Could you print the data that follows exactly as given?

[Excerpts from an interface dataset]
===============

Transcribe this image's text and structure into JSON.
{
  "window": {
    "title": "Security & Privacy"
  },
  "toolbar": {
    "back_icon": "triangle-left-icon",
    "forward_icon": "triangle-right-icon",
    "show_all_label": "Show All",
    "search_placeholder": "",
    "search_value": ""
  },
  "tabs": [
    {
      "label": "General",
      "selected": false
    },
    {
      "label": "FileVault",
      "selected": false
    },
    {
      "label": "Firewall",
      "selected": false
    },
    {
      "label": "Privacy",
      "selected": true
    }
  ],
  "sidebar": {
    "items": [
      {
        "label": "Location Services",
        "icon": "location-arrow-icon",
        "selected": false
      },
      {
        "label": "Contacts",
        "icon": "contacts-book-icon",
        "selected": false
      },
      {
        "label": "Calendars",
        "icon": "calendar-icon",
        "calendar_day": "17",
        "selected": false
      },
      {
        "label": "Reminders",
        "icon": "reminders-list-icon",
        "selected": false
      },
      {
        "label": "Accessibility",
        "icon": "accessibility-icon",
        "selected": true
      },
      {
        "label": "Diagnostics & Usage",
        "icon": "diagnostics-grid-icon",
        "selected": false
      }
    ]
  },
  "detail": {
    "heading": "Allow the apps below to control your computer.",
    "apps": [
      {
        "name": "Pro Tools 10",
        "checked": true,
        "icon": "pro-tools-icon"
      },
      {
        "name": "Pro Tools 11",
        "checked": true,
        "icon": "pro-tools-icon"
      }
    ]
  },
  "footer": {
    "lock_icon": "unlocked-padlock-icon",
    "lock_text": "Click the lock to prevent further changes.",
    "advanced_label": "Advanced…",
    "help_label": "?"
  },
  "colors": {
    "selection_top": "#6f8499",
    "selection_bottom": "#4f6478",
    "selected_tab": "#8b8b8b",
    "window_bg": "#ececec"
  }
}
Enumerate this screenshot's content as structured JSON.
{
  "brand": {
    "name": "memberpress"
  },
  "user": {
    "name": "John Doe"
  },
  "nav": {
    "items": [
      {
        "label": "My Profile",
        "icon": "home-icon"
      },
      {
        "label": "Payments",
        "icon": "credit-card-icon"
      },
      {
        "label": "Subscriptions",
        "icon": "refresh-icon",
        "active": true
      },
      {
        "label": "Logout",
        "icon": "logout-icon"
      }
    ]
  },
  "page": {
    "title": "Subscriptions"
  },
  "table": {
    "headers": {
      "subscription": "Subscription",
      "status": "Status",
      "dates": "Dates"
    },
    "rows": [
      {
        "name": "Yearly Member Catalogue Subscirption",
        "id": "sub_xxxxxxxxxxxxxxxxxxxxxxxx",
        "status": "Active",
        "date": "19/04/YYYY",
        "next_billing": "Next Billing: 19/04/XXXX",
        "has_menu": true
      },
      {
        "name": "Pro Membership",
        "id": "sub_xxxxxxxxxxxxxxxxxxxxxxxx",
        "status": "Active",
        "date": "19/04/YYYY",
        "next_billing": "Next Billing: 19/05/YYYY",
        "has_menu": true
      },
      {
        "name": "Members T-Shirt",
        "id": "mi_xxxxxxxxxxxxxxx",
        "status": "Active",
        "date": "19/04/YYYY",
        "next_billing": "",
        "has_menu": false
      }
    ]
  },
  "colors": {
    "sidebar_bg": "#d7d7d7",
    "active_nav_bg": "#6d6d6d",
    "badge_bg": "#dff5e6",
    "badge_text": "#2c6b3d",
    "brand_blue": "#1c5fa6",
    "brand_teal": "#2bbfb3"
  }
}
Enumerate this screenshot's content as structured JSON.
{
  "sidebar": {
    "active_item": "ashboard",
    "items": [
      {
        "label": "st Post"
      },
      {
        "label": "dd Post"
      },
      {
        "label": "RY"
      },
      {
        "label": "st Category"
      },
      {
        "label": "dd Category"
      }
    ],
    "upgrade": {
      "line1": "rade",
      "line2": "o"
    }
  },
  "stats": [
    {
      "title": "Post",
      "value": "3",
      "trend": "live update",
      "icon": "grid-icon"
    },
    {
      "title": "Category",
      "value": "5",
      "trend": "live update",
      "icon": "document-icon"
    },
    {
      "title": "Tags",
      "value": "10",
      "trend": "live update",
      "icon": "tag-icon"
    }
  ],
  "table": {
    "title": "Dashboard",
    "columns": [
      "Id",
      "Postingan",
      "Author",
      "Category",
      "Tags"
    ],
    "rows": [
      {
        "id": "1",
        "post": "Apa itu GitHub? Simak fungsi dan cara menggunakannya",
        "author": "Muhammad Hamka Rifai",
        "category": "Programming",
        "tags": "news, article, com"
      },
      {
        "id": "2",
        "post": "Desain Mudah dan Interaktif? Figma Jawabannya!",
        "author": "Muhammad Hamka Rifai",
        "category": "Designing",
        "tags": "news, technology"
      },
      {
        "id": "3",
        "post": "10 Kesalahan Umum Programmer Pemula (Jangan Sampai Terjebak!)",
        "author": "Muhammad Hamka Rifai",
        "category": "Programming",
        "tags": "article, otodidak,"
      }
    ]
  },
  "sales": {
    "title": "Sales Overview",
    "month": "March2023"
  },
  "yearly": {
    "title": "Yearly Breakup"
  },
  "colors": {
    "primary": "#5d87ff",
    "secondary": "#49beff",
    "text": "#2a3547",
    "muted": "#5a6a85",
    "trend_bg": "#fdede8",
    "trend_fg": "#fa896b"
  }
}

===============

◆ **EXPECTED ANSWER**:
Transcribe this image's text and structure into JSON.
{
  "window": {
    "title": "Security & Privacy"
  },
  "toolbar": {
    "back_icon": "triangle-left-icon",
    "forward_icon": "triangle-right-icon",
    "show_all_label": "Show All",
    "search_placeholder": "",
    "search_value": ""
  },
  "tabs": [
    {
      "label": "General",
      "selected": false
    },
    {
      "label": "FileVault",
      "selected": false
    },
    {
      "label": "Firewall",
      "selected": false
    },
    {
      "label": "Privacy",
      "selected": true
    }
  ],
  "sidebar": {
    "items": [
      {
        "label": "Location Services",
        "icon": "location-arrow-icon",
        "selected": false
      },
      {
        "label": "Contacts",
        "icon": "contacts-book-icon",
        "selected": false
      },
      {
        "label": "Calendars",
        "icon": "calendar-icon",
        "calendar_day": "17",
        "selected": false
      },
      {
        "label": "Reminders",
        "icon": "reminders-list-icon",
        "selected": false
      },
      {
        "label": "Accessibility",
        "icon": "accessibility-icon",
        "selected": true
      },
      {
        "label": "Diagnostics & Usage",
        "icon": "diagnostics-grid-icon",
        "selected": false
      }
    ]
  },
  "detail": {
    "heading": "Allow the apps below to control your computer.",
    "apps": [
      {
        "name": "Pro Tools 10",
        "checked": true,
        "icon": "pro-tools-icon"
      },
      {
        "name": "Pro Tools 11",
        "checked": true,
        "icon": "pro-tools-icon"
      }
    ]
  },
  "footer": {
    "lock_icon": "unlocked-padlock-icon",
    "lock_text": "Click the lock to prevent further changes.",
    "advanced_label": "Advanced…",
    "help_label": "?"
  },
  "colors": {
    "selection_top": "#6f8499",
    "selection_bottom": "#4f6478",
    "selected_tab": "#8b8b8b",
    "window_bg": "#ececec"
  }
}
Enumerate this screenshot's content as structured JSON.
{
  "brand": {
    "name": "memberpress"
  },
  "user": {
    "name": "John Doe"
  },
  "nav": {
    "items": [
      {
        "label": "My Profile",
        "icon": "home-icon"
      },
      {
        "label": "Payments",
        "icon": "credit-card-icon"
      },
      {
        "label": "Subscriptions",
        "icon": "refresh-icon",
        "active": true
      },
      {
        "label": "Logout",
        "icon": "logout-icon"
      }
    ]
  },
  "page": {
    "title": "Subscriptions"
  },
  "table": {
    "headers": {
      "subscription": "Subscription",
      "status": "Status",
      "dates": "Dates"
    },
    "rows": [
      {
        "name": "Yearly Member Catalogue Subscirption",
        "id": "sub_xxxxxxxxxxxxxxxxxxxxxxxx",
        "status": "Active",
        "date": "19/04/YYYY",
        "next_billing": "Next Billing: 19/04/XXXX",
        "has_menu": true
      },
      {
        "name": "Pro Membership",
        "id": "sub_xxxxxxxxxxxxxxxxxxxxxxxx",
        "status": "Active",
        "date": "19/04/YYYY",
        "next_billing": "Next Billing: 19/05/YYYY",
        "has_menu": true
      },
      {
        "name": "Members T-Shirt",
        "id": "mi_xxxxxxxxxxxxxxx",
        "status": "Active",
        "date": "19/04/YYYY",
        "next_billing": "",
        "has_menu": false
      }
    ]
  },
  "colors": {
    "sidebar_bg": "#d7d7d7",
    "active_nav_bg": "#6d6d6d",
    "badge_bg": "#dff5e6",
    "badge_text": "#2c6b3d",
    "brand_blue": "#1c5fa6",
    "brand_teal": "#2bbfb3"
  }
}
Enumerate this screenshot's content as structured JSON.
{
  "sidebar": {
    "active_item": "ashboard",
    "items": [
      {
        "label": "st Post"
      },
      {
        "label": "dd Post"
      },
      {
        "label": "RY"
      },
      {
        "label": "st Category"
      },
      {
        "label": "dd Category"
      }
    ],
    "upgrade": {
      "line1": "rade",
      "line2": "o"
    }
  },
  "stats": [
    {
      "title": "Post",
      "value": "3",
      "trend": "live update",
      "icon": "grid-icon"
    },
    {
      "title": "Category",
      "value": "5",
      "trend": "live update",
      "icon": "document-icon"
    },
    {
      "title": "Tags",
      "value": "10",
      "trend": "live update",
      "icon": "tag-icon"
    }
  ],
  "table": {
    "title": "Dashboard",
    "columns": [
      "Id",
      "Postingan",
      "Author",
      "Category",
      "Tags"
    ],
    "rows": [
      {
        "id": "1",
        "post": "Apa itu GitHub? Simak fungsi dan cara menggunakannya",
        "author": "Muhammad Hamka Rifai",
        "category": "Programming",
        "tags": "news, article, com"
      },
      {
        "id": "2",
        "post": "Desain Mudah dan Interaktif? Figma Jawabannya!",
        "author": "Muhammad Hamka Rifai",
        "category": "Designing",
        "tags": "news, technology"
      },
      {
        "id": "3",
        "post": "10 Kesalahan Umum Programmer Pemula (Jangan Sampai Terjebak!)",
        "author": "Muhammad Hamka Rifai",
        "category": "Programming",
        "tags": "article, otodidak,"
      }
    ]
  },
  "sales": {
    "title": "Sales Overview",
    "month": "March2023"
  },
  "yearly": {
    "title": "Yearly Breakup"
  },
  "colors": {
    "primary": "#5d87ff",
    "secondary": "#49beff",
    "text": "#2a3547",
    "muted": "#5a6a85",
    "trend_bg": "#fdede8",
    "trend_fg": "#fa896b"
  }
}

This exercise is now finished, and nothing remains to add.